In an interview with the Atlantic on Tuesday, Buttigieg said McKinsey "is as amoral as the American business community in general, or at least the corporate community, can be." But, he added, "I never worked on or was asked to work on things that I had a problem with."
Buttigieg had publicly called on McKinsey to release him from his NDA in an interview with New Hampshire Public Radio last week.
"Maybe they're not used to doing that, but they're not used to having somebody who used to work there being seriously considered for the American presidency," Buttigieg said. "This information should come up and I'm happy to speak to it when it does."
In his statement Tuesday, Buttigieg's campaign described Blue Cross as his first client, and said he worked for the company in 2007. "He was assigned to a team that looked at overhead expenditures such as rent, utilities, and company travel.

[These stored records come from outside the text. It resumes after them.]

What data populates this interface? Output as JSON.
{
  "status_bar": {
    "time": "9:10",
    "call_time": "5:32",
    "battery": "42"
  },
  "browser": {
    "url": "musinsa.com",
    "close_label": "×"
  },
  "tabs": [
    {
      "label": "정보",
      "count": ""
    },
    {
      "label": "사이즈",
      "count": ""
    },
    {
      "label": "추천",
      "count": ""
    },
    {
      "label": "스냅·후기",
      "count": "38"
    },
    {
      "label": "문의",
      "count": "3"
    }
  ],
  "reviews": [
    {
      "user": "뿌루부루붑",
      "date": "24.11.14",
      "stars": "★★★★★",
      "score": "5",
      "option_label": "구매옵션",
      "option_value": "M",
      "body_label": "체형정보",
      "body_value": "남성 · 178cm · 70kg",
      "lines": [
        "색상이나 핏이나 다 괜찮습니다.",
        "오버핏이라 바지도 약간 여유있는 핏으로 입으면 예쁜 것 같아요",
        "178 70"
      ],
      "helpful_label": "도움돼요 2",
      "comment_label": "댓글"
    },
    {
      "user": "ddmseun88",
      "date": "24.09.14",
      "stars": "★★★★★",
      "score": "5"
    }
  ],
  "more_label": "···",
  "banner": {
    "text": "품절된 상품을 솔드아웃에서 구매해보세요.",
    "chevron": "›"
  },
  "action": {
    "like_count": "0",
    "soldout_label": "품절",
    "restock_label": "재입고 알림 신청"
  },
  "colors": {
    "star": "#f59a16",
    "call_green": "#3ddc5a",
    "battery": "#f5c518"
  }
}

The project he was assigned to did not involve policies, premiums, or benefits," the campaign said.
The Michigan insurance company announced in January of 2009 it was cutting up to 1,000 jobs, the New York Times reported.
Buttigieg said on MSNBC that he doubts that his work led to the job cuts.
"I don't know what happened in the time after I left — that was in 2007, when they decided to shrink in 2009," he said. "Now, what I do know is, there are some voices in the Democratic primary right now who are calling for a policy that would eliminate the job of every single American working at every single insurance company in the country."
Buttigieg worked with Best Buy in 2008, where he was involved in a project looking at "opportunities for selling more energy-efficient home products in their stores," the campaign said.
His work for energy and environmental companies and agencies included researching opportunities "to combat climate change through energy efficiency," the campaign said.
His work for the Defense Department included going to Iraq and Afghanistan as part of a project "focused on increasing employment and entrepreneurship in those countries’ economies," the campaign said.
Buttigieg joined the Navy Reserve that same year, 2009. He was later deployed to Afghanistan, where he did a six month tour in 2013.